Tourists visiting Formentor. | EFE

Dolores Corujo is the Lanzarote equivalent of Catalina Cladera, the president of the Council of Mallorca. From the same party as Cladera, PSOE, Corujo is the president of the Lanzarote Cabildo, the island’s council. The two presidents share certain tourism objectives, e.g. control of the number of visitors and a desire for increased spending by these visitors in order to generate greater wealth. It is on these objectives where they tend to diverge, but only in terms of how they’ve expressed things.

Cladera is careful in her choice of language. No, she couldn’t prevent her director for tourism promotion, Lucia Escribano, having made comments at the London WTM fair in November (which were then misreported), but she wouldn’t have made observations as Corujo did at the Fitur fair in Madrid in January, which were subsequently conflated in the way that they were - Lanzarote wants fewer British tourists, while other nationalities spend more in any event.

There are plenty of lessons for politicians and officials regarding what they say. It’s often best to say nothing or to do as Cladera does, which is to stick to a sustainability and quality script in a non-specific manner. Media vultures hover, ever ready to devour statements, and if these utterances are made in Mallorca, then so much the better. Where Lanzarote is concerned, there would have been nothing to devour at the start of September 2021 when Corujo met British consulate officials to discuss strengthening air connectivity between the UK and the island. Over the course of some eighteen months, she wouldn’t have revised her opinion of the importance of British tourism, but she would have been fully aware, both pre and post-pandemic, of the risk of having the type of dependence that Lanzarote has on British tourism.

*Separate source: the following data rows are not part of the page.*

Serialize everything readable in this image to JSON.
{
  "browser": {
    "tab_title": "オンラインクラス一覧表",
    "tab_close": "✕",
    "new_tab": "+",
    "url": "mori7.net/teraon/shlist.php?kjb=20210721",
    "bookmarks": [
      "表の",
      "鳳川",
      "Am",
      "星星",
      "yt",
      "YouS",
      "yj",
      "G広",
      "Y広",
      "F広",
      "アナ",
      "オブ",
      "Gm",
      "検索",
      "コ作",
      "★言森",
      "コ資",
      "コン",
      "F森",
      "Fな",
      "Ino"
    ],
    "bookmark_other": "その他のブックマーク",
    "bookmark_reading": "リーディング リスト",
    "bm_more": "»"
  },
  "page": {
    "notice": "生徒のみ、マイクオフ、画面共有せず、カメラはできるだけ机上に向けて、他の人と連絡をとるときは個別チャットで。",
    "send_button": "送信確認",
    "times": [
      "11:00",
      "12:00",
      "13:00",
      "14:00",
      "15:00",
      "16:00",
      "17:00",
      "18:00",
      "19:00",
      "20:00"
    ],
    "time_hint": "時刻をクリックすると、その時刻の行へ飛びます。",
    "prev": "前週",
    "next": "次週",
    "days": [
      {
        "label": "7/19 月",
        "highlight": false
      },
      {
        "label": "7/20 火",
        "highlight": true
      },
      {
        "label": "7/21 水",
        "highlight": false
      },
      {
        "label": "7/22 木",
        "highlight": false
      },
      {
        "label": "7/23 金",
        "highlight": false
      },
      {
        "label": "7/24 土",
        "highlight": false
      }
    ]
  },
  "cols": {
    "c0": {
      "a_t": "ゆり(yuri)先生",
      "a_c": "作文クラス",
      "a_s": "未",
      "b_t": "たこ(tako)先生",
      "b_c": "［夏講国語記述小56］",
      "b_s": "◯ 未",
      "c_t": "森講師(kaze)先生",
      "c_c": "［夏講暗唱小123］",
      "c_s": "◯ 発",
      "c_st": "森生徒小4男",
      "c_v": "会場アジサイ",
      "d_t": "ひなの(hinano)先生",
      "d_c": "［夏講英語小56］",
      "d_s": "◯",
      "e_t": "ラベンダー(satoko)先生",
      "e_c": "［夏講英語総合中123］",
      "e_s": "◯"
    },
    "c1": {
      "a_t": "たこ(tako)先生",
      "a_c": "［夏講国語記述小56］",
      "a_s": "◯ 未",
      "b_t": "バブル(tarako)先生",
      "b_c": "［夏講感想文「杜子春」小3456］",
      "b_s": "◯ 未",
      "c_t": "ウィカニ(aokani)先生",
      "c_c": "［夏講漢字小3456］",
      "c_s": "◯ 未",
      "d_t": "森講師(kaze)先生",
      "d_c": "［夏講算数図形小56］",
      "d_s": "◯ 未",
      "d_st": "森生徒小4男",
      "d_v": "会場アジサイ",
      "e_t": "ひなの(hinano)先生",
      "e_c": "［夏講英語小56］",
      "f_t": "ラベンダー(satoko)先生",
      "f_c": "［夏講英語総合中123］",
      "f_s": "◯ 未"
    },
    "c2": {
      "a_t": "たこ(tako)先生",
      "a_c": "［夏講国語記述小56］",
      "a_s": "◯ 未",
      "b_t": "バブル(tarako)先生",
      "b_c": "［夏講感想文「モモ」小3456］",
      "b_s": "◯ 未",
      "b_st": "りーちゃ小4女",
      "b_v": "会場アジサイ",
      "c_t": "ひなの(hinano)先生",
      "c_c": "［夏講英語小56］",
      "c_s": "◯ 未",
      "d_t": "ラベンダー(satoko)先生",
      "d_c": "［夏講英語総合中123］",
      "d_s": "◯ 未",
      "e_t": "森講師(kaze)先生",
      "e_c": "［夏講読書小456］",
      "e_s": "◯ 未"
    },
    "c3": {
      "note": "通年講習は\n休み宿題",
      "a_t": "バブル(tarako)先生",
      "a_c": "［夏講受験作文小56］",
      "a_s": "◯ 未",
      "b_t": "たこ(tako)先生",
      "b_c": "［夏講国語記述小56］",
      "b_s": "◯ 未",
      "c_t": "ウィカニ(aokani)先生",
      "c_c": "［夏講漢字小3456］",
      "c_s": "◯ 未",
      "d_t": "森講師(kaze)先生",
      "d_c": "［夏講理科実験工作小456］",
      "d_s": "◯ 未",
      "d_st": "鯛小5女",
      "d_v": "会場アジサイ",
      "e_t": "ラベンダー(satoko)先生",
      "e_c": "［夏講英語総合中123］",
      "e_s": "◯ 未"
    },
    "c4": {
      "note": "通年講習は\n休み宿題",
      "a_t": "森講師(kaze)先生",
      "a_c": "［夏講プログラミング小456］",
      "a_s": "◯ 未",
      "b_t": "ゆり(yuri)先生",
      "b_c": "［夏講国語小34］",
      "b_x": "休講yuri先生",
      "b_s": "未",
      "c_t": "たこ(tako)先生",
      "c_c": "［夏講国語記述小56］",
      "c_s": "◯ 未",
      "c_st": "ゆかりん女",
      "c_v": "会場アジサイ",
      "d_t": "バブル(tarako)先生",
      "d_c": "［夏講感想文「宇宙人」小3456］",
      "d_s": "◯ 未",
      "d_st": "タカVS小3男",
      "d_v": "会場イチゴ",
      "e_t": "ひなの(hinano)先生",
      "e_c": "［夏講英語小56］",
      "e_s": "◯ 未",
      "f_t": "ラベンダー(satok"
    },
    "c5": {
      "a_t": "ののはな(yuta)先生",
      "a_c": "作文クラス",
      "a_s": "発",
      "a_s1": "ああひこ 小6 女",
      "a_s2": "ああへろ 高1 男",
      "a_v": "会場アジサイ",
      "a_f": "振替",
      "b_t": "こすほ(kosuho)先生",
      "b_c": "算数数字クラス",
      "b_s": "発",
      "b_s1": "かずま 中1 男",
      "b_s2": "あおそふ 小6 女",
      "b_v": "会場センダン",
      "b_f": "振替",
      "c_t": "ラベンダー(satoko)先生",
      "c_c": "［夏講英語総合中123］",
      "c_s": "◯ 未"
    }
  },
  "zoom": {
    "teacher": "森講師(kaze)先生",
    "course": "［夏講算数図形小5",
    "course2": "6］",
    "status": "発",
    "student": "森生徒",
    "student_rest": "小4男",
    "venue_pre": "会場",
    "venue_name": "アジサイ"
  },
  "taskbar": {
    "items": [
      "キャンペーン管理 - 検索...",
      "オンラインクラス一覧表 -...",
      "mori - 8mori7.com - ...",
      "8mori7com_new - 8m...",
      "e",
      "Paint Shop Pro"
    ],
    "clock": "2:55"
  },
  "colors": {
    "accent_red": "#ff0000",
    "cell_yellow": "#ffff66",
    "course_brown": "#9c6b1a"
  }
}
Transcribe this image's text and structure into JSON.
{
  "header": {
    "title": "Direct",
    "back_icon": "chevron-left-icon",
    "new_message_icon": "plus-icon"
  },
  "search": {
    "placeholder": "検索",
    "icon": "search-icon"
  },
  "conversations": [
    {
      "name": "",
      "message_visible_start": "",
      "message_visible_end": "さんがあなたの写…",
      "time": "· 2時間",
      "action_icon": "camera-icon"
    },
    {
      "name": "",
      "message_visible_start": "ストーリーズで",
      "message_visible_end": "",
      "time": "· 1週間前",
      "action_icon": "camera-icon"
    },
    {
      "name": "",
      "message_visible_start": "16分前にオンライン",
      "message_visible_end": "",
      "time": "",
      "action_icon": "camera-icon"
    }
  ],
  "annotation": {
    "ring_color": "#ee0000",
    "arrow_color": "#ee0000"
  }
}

It’s common sense to wish to diversify markets and it is, moreover, along the lines that have been said in the Balearics over the years and even down to the micro level of individual resorts - Magalluf most obviously. When Melià set about its Calvia Beach transformation, it was quite openly stated that a reliance on the UK was not wise. And if an eating into British market share was by, for instance, Russians with deeper pockets, then so be it.

There is an over-dependence, even if in Mallorca in general this is not as great as the over-dependence on Germany. But it’s not as if we haven’t been here before with an apparent desire to shed some Brits in favour of other nationalities. Corujo and Lanzarote have now been picked on, a reason having been the spending angle. I can’t speak for Lanzarote, but if it is at all like the Balearics, then this is a fallacy. Corujo had apparently referred to developing markets, such as the French, Italian and Spanish, all of which - on average and according to Balearic tourism ministry figures - spend less than the British, who are on a par with the Germans.

The reference to French, Italian and Spanish is, however, echoed in Mallorca. Corujo would have been acknowledging what occurred in Mallorca last year; namely a decrease in British (and German) tourism compared with pre-pandemic 2019 but an increase in these other three markets. And what do you know? Mallorca has been looking to attract even more French, Italians and Spanish this year, only to now discover that the British and Germans are in full recovery mode.

Notwithstanding the fact that in Mallorca and presumably also in Lanzarote official tourism statistics (the only objective source available) tend not to support the low-spending British hypothesis, Corujo and Lanzarote have copped for the outrage that is normally reserved for Mallorca by a British press that knows full well that a combination of summer holidays in the sun and some alleged anti-Britishness drives web page traffic through the roof. It is perhaps an understanding of readerships, those only too willing to be seduced by foreigners perceived to be acting in a supposedly unwelcoming manner and wanting to get their own back for Brexit; all the usual nonsense, therefore, and media pandering to it and driving it as well.

What gets missed in all this are the real issues, which aren’t anything like as new as are made out. Corujo mentioned “saturation”. Well, in Mallorca this started to be spoken about at the end of the sixties. Yes, even in Franco’s days there were people prepared to question what was happening to the island. And when the oil crisis occurred, the questions increased and concerned the almost total reliance on British tour operators, as was the case in the early seventies.

By the turn of the millennium, the quality-quantity equation had become a major point of discussion. It has been amusing, nay ridiculous, to encounter some disparagement of President Armengol for having been pressing the quality rather than quantity button in recent days. Ridiculous because it was being said at least twenty years ago (and has been said ever since). In 2001, the Germans were implicated in a lack of quality row thanks to some poorly chosen words by certain Mallorcan politicians. Bild went on the offensive, indignant at the prospect of the Biergärten and Schlagermusik of the Ballermann being under threat.

Senior figures do have to be careful what they say. Even the most sensible objectives risk being undermined by their words being misconstrued, as foreign media aren’t overly concerned with presenting a complete backstory - the stresses on resources and the environment, the overpopulation, the climate crisis and, yes, bad and disrespectful behaviour by some visitors - while at the same time appear to believe that the islands exist solely for touristic entertainment. Whose islands are they, anyway?